◆ **TASK**:
Where the string "header" shows up in a line of the records, copy that line.

◆ **Stored data entries**:
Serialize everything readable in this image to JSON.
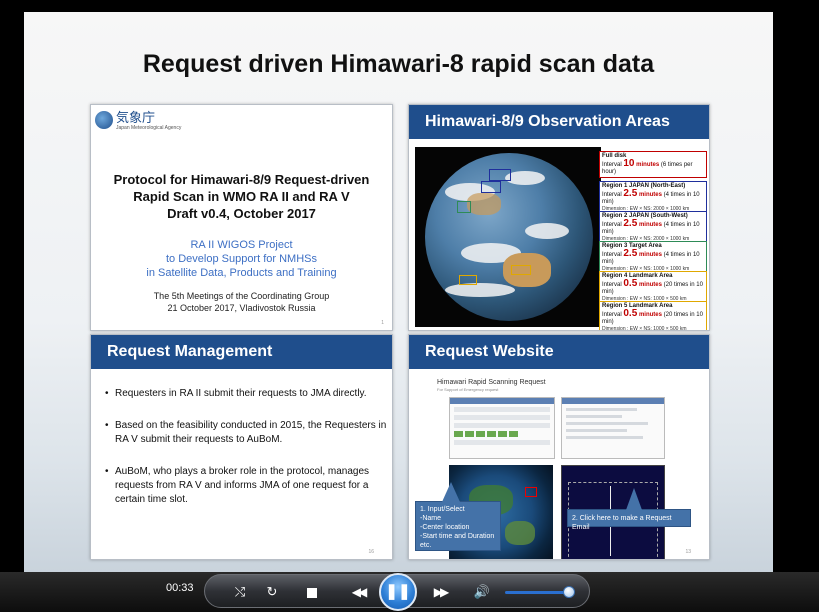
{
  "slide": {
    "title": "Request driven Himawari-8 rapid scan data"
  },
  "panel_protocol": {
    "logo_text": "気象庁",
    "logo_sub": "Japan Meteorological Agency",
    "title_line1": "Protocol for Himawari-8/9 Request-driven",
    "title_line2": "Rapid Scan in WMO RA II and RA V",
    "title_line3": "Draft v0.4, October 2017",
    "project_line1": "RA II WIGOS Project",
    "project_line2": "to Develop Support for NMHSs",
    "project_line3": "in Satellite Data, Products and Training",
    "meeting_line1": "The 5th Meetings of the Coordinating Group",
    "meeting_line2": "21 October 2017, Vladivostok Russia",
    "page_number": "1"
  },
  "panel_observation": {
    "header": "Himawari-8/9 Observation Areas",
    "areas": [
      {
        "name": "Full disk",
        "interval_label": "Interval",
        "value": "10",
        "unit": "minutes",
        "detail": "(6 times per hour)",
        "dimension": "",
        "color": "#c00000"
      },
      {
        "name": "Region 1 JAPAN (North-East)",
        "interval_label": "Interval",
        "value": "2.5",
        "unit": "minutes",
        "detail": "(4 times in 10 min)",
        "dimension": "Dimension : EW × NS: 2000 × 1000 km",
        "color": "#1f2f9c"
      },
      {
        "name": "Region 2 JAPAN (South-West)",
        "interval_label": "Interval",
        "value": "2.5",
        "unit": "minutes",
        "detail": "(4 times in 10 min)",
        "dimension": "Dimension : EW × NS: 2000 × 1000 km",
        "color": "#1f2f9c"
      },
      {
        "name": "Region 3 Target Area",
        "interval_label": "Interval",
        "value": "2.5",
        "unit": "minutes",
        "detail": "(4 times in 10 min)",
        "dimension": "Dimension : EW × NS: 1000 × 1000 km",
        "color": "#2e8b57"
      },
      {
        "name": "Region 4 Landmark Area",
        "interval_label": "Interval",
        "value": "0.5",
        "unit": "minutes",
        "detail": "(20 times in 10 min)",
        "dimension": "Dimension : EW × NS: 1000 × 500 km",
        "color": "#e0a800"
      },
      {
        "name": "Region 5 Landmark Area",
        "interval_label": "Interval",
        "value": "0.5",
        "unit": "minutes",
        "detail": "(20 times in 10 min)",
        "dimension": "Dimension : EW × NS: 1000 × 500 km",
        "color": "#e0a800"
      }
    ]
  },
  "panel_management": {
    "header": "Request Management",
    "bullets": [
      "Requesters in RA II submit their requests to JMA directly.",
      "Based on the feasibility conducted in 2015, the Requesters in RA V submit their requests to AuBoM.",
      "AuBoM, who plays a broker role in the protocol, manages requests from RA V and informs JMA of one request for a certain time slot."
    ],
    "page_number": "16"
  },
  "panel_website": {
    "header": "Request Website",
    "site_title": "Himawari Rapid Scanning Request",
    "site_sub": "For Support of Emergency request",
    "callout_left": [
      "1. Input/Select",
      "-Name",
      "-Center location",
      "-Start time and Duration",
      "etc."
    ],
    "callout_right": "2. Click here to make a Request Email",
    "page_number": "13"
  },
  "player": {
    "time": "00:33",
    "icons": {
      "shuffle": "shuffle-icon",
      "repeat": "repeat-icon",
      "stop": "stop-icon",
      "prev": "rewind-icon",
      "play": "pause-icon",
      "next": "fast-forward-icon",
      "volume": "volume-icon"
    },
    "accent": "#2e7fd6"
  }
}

◆ **EXERCISE RESPONSE**:
    "header": "Himawari-8/9 Observation Areas",
    "header": "Request Management",
    "header": "Request Website",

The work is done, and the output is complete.